Only 4,2 % of Danish women are “new entrepreneurs”, which is only half of the OECD average, and in the last four years, female entrepreneurs have only landed 1 % of all invested funds in startups in Denmark - discouraging facts, right?

Through the last couple of months, we have seen an increasing focus on the Danish startup environment, and particularly a focus on why women in Denmark are lacking far behind men when it comes to starting up new businesses. A lot of new associations have also emerged in this period such as Female Founders Association and Nordic Female Founders alongside the already established ones, and with great reason. 

Because when you look into research in this area, you find - among other studies - a report made by Dansk Erhverv (The Danish Chamber of Commerce) from March 2020, which shows that the proportion of Danish women, who are “new entrepreneurs” is only half as large as the proportion of Danish men in the same field.

The study has also asked into the reason why, and here women answered the following: 26 % of the respondents feel that they are dependent on a fixed income, 13 % answered that they don’t know how to get started, and 10 % fear that their business will not succeed. Even though these are bad scores, they are still outperformed by a score of 27 %, which indicates the number of women in the study, who haven't started their own business yet, because they feel they lack the competencies. 

When we think of the Danish school system, it doesn’t really surprise us. We learn about grammar, science, languages, and mathematical models, but the teaching focuses very little on how businesses work with finances, HR, law, etc., and what it takes to start your own business. We are taught that we should follow the norm, and if our minds think a little too creatively and want to go other ways by e.g. starting our own business instead of getting a job with a fixed income, then it is bad. 
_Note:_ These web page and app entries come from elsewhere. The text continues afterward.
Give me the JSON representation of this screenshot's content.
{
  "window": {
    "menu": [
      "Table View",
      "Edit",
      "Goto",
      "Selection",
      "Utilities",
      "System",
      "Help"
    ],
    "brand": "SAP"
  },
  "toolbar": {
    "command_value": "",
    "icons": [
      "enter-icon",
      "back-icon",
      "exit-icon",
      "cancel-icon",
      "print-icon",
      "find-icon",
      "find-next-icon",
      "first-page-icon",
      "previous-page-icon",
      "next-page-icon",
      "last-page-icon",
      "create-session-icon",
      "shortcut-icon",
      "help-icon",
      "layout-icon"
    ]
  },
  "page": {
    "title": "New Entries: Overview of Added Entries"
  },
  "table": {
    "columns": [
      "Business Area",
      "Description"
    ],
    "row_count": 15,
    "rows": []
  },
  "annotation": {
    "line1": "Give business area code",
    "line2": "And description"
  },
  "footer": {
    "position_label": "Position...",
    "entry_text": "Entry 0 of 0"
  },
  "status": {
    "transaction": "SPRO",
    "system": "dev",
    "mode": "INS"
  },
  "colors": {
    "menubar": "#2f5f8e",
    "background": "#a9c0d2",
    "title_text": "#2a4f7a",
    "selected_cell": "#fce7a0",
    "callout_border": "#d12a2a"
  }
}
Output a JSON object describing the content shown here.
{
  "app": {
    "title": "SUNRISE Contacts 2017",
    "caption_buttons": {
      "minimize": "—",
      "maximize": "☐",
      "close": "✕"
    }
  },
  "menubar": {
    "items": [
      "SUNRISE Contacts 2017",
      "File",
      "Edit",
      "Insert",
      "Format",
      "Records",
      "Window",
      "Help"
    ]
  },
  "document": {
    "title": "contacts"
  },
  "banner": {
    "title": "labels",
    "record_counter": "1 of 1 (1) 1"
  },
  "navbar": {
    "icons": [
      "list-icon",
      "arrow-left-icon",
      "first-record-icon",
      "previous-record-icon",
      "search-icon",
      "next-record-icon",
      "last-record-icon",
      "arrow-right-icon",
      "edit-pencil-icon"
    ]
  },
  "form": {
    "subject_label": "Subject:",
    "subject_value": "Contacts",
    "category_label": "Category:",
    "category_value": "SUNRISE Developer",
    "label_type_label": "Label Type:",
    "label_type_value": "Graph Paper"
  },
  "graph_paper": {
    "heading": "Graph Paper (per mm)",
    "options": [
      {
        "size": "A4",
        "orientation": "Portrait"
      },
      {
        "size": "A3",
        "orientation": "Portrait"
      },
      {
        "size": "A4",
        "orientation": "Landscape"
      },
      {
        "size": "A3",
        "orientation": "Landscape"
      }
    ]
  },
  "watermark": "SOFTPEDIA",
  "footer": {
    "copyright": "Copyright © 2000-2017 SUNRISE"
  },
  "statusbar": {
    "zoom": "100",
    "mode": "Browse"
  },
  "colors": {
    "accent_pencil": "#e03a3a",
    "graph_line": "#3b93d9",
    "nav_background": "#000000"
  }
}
With that in mind, we can fully understand, why so many women list “lack of competencies” as a reason for not starting their own businesses, and if we also include the consequences of imposter syndrome, which many women suffer from, it becomes even clearer to us. Imposter syndrome is a psychological pattern where a person doubts his or her own accomplishments or talents and has a